(Web page and app entries)
################

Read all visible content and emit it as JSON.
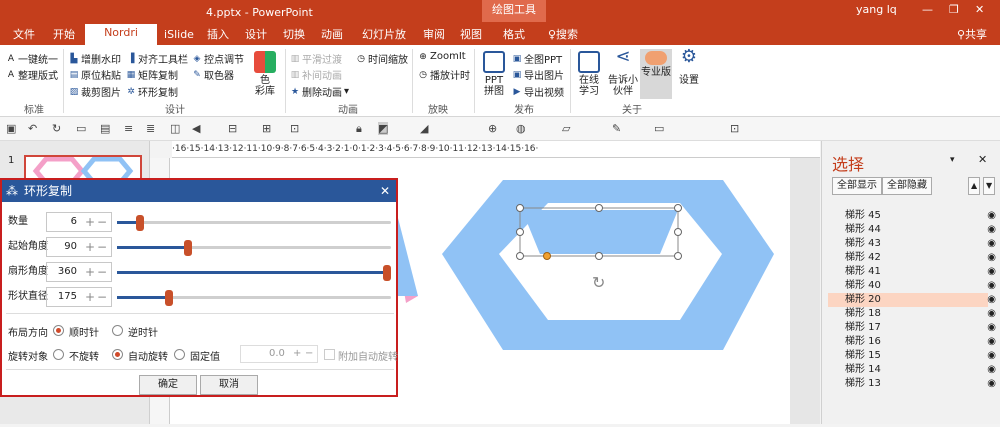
{
  "app": {
    "file_title": "4.pptx - PowerPoint",
    "context_tool": "绘图工具",
    "user": "yang lq",
    "share": "共享"
  },
  "tabs": [
    "文件",
    "开始",
    "Nordri Tools",
    "iSlide",
    "插入",
    "设计",
    "切换",
    "动画",
    "幻灯片放映",
    "审阅",
    "视图",
    "格式",
    "搜索"
  ],
  "ribbon": {
    "standard": {
      "items": [
        "一键统一",
        "整理版式"
      ],
      "label": "标准"
    },
    "design": {
      "items": [
        "增删水印",
        "原位粘贴",
        "裁剪图片",
        "对齐工具栏",
        "矩阵复制",
        "环形复制",
        "控点调节",
        "取色器"
      ],
      "big": "色\n彩库",
      "big_label": "色彩库",
      "label": "设计"
    },
    "animation": {
      "items": [
        "平滑过渡",
        "补间动画",
        "删除动画",
        "时间缩放"
      ],
      "label": "动画"
    },
    "zoom": {
      "items": [
        "ZoomIt",
        "播放计时"
      ],
      "label": "放映"
    },
    "publish": {
      "items": [
        "PPT拼图",
        "全图PPT",
        "导出图片",
        "导出视频"
      ],
      "big_label": "PPT 拼图",
      "label": "发布"
    },
    "about": {
      "items": [
        "在线学习",
        "告诉小伙伴",
        "专业版",
        "设置"
      ],
      "label": "关于"
    }
  },
  "ruler_text": "·16·15·14·13·12·11·10·9·8·7·6·5·4·3·2·1·0·1·2·3·4·5·6·7·8·9·10·11·12·13·14·15·16·",
  "thumb": {
    "slide_number": "1"
  },
  "pane": {
    "title": "选择",
    "show_all": "全部显示",
    "hide_all": "全部隐藏",
    "items": [
      "梯形 45",
      "梯形 44",
      "梯形 43",
      "梯形 42",
      "梯形 41",
      "梯形 40",
      "梯形 20",
      "梯形 18",
      "梯形 17",
      "梯形 16",
      "梯形 15",
      "梯形 14",
      "梯形 13"
    ],
    "selected": "梯形 20"
  },
  "dialog": {
    "title": "环形复制",
    "params": [
      {
        "label": "数量",
        "value": "6",
        "fraction": 0.07
      },
      {
        "label": "起始角度",
        "value": "90",
        "fraction": 0.25
      },
      {
        "label": "扇形角度",
        "value": "360",
        "fraction": 1.0
      },
      {
        "label": "形状直径",
        "value": "175",
        "fraction": 0.18
      }
    ],
    "layout_dir": {
      "label": "布局方向",
      "options": [
        "顺时针",
        "逆时针"
      ],
      "selected": "顺时针"
    },
    "rotate": {
      "label": "旋转对象",
      "options": [
        "不旋转",
        "自动旋转",
        "固定值"
      ],
      "selected": "自动旋转",
      "fixed_value": "0.0",
      "extra": "附加自动旋转"
    },
    "ok": "确定",
    "cancel": "取消"
  },
  "colors": {
    "accent": "#c43e1c",
    "shape_blue": "#90c2f5",
    "dialog_blue": "#2a579a",
    "slider_thumb": "#c8502a",
    "pink": "#f4a0c8"
  }
}
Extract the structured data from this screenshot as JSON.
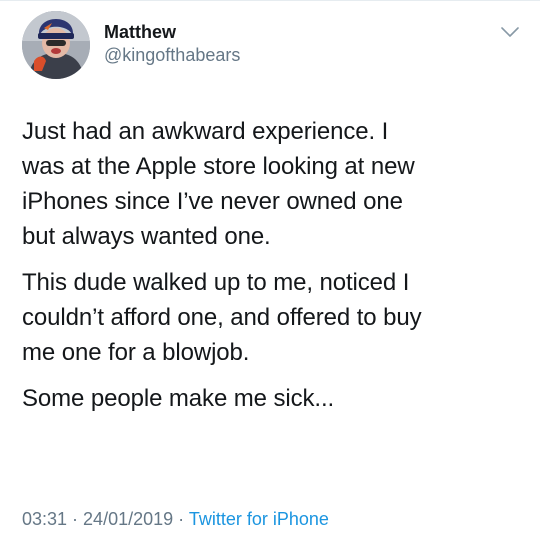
{
  "author": {
    "display_name": "Matthew",
    "handle": "@kingofthabears",
    "avatar_icon": "user-avatar-photo"
  },
  "tweet": {
    "paragraphs": [
      {
        "lines": [
          "Just had an awkward experience. I",
          "was at the Apple store looking at new",
          "iPhones since I’ve never owned one",
          "but always wanted one."
        ]
      },
      {
        "lines": [
          "This dude walked up to me, noticed I",
          "couldn’t afford one, and offered to buy",
          "me one for a blowjob."
        ]
      },
      {
        "lines": [
          "Some people make me sick..."
        ]
      }
    ]
  },
  "meta": {
    "time": "03:31",
    "separator": " · ",
    "date": "24/01/2019",
    "source": "Twitter for iPhone"
  },
  "icons": {
    "caret": "chevron-down-icon"
  },
  "colors": {
    "text": "#14171a",
    "secondary": "#657786",
    "link": "#1b95e0"
  }
}
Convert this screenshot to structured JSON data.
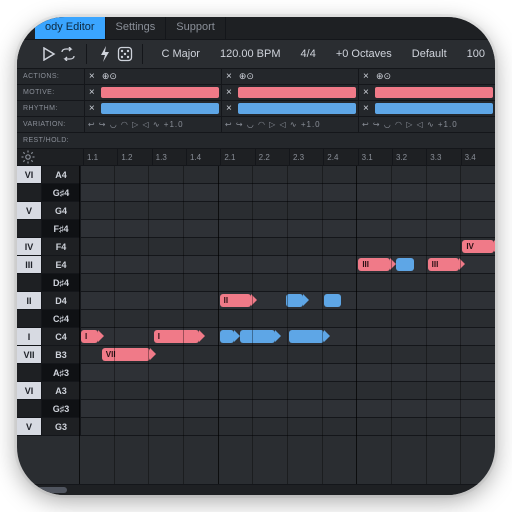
{
  "tabs": {
    "editor": "ody Editor",
    "settings": "Settings",
    "support": "Support"
  },
  "toolbar": {
    "key": "C Major",
    "bpm": "120.00 BPM",
    "sig": "4/4",
    "oct": "+0 Octaves",
    "preset": "Default",
    "len": "100"
  },
  "hdr": {
    "actions": "ACTIONS:",
    "motive": "MOTIVE:",
    "rhythm": "RHYTHM:",
    "variation": "VARIATION:",
    "rest": "REST/HOLD:",
    "varglyphs": "↩ ↪ ◡ ◠ ▷ ◁ ∿ +1.0"
  },
  "ruler": [
    "1.1",
    "1.2",
    "1.3",
    "1.4",
    "2.1",
    "2.2",
    "2.3",
    "2.4",
    "3.1",
    "3.2",
    "3.3",
    "3.4"
  ],
  "rows": [
    {
      "deg": "VI",
      "note": "A4",
      "on": true,
      "black": false
    },
    {
      "deg": "",
      "note": "G♯4",
      "on": false,
      "black": true
    },
    {
      "deg": "V",
      "note": "G4",
      "on": true,
      "black": false
    },
    {
      "deg": "",
      "note": "F♯4",
      "on": false,
      "black": true
    },
    {
      "deg": "IV",
      "note": "F4",
      "on": true,
      "black": false
    },
    {
      "deg": "III",
      "note": "E4",
      "on": true,
      "black": false
    },
    {
      "deg": "",
      "note": "D♯4",
      "on": false,
      "black": true
    },
    {
      "deg": "II",
      "note": "D4",
      "on": true,
      "black": false
    },
    {
      "deg": "",
      "note": "C♯4",
      "on": false,
      "black": true
    },
    {
      "deg": "I",
      "note": "C4",
      "on": true,
      "black": false
    },
    {
      "deg": "VII",
      "note": "B3",
      "on": true,
      "black": false
    },
    {
      "deg": "",
      "note": "A♯3",
      "on": false,
      "black": true
    },
    {
      "deg": "VI",
      "note": "A3",
      "on": true,
      "black": false
    },
    {
      "deg": "",
      "note": "G♯3",
      "on": false,
      "black": true
    },
    {
      "deg": "V",
      "note": "G3",
      "on": true,
      "black": false
    }
  ],
  "notes": [
    {
      "row": 9,
      "col": 0.0,
      "len": 0.5,
      "c": "red",
      "tag": true,
      "t": "I"
    },
    {
      "row": 10,
      "col": 0.6,
      "len": 1.4,
      "c": "red",
      "tag": true,
      "t": "VII"
    },
    {
      "row": 9,
      "col": 2.1,
      "len": 1.3,
      "c": "red",
      "tag": true,
      "t": "I"
    },
    {
      "row": 7,
      "col": 4.0,
      "len": 0.9,
      "c": "red",
      "tag": true,
      "t": "II"
    },
    {
      "row": 9,
      "col": 4.0,
      "len": 0.4,
      "c": "blue",
      "tag": true,
      "t": ""
    },
    {
      "row": 9,
      "col": 4.6,
      "len": 1.0,
      "c": "blue",
      "tag": true,
      "t": ""
    },
    {
      "row": 7,
      "col": 5.9,
      "len": 0.5,
      "c": "blue",
      "tag": true,
      "t": ""
    },
    {
      "row": 9,
      "col": 6.0,
      "len": 1.0,
      "c": "blue",
      "tag": true,
      "t": ""
    },
    {
      "row": 7,
      "col": 7.0,
      "len": 0.5,
      "c": "blue",
      "tag": false,
      "t": ""
    },
    {
      "row": 5,
      "col": 8.0,
      "len": 0.9,
      "c": "red",
      "tag": true,
      "t": "III"
    },
    {
      "row": 5,
      "col": 9.1,
      "len": 0.5,
      "c": "blue",
      "tag": false,
      "t": ""
    },
    {
      "row": 5,
      "col": 10.0,
      "len": 0.9,
      "c": "red",
      "tag": true,
      "t": "III"
    },
    {
      "row": 4,
      "col": 11.0,
      "len": 0.9,
      "c": "red",
      "tag": true,
      "t": "IV"
    }
  ],
  "segments": 3,
  "segctrl": {
    "x": "×",
    "plus": "⊕⊙"
  }
}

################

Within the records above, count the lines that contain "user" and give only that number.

2